** Opening PROVIDED RECORDS block **
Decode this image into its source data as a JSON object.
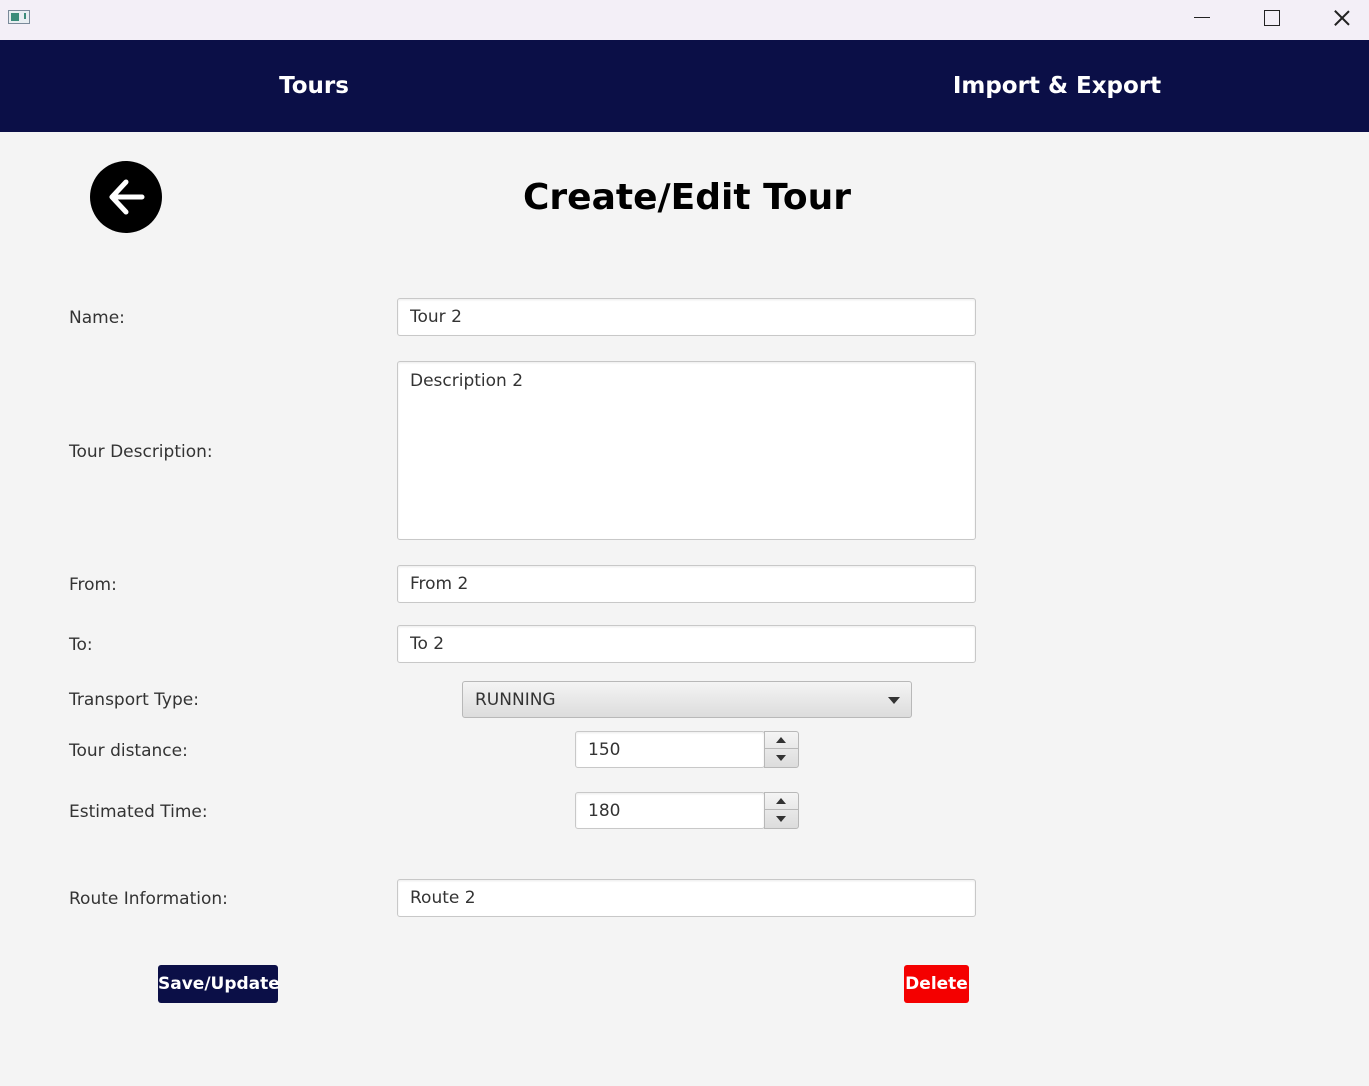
{
  "nav": {
    "tours_label": "Tours",
    "import_export_label": "Import & Export"
  },
  "page": {
    "title": "Create/Edit Tour"
  },
  "form": {
    "name_label": "Name:",
    "name_value": "Tour 2",
    "description_label": "Tour Description:",
    "description_value": "Description 2",
    "from_label": "From:",
    "from_value": "From 2",
    "to_label": "To:",
    "to_value": "To 2",
    "transport_label": "Transport Type:",
    "transport_value": "RUNNING",
    "distance_label": "Tour distance:",
    "distance_value": "150",
    "time_label": "Estimated Time:",
    "time_value": "180",
    "route_label": "Route Information:",
    "route_value": "Route 2"
  },
  "actions": {
    "save_label": "Save/Update",
    "delete_label": "Delete"
  },
  "colors": {
    "nav_bg": "#0b0f47",
    "save_bg": "#0b0f47",
    "delete_bg": "#f40000"
  },
  "icons": {
    "back": "arrow-left-icon",
    "dropdown": "chevron-down-icon"
  }
}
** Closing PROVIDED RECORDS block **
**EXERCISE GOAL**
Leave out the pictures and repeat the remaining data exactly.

**RESULT FOR THIS EXERCISE**
Decode this image into its source data as a JSON object.
{
  "nav": {
    "tours_label": "Tours",
    "import_export_label": "Import & Export"
  },
  "page": {
    "title": "Create/Edit Tour"
  },
  "form": {
    "name_label": "Name:",
    "name_value": "Tour 2",
    "description_label": "Tour Description:",
    "description_value": "Description 2",
    "from_label": "From:",
    "from_value": "From 2",
    "to_label": "To:",
    "to_value": "To 2",
    "transport_label": "Transport Type:",
    "transport_value": "RUNNING",
    "distance_label": "Tour distance:",
    "distance_value": "150",
    "time_label": "Estimated Time:",
    "time_value": "180",
    "route_label": "Route Information:",
    "route_value": "Route 2"
  },
  "actions": {
    "save_label": "Save/Update",
    "delete_label": "Delete"
  },
  "colors": {
    "nav_bg": "#0b0f47",
    "save_bg": "#0b0f47",
    "delete_bg": "#f40000"
  },
  "icons": {
    "back": "arrow-left-icon",
    "dropdown": "chevron-down-icon"
  }
}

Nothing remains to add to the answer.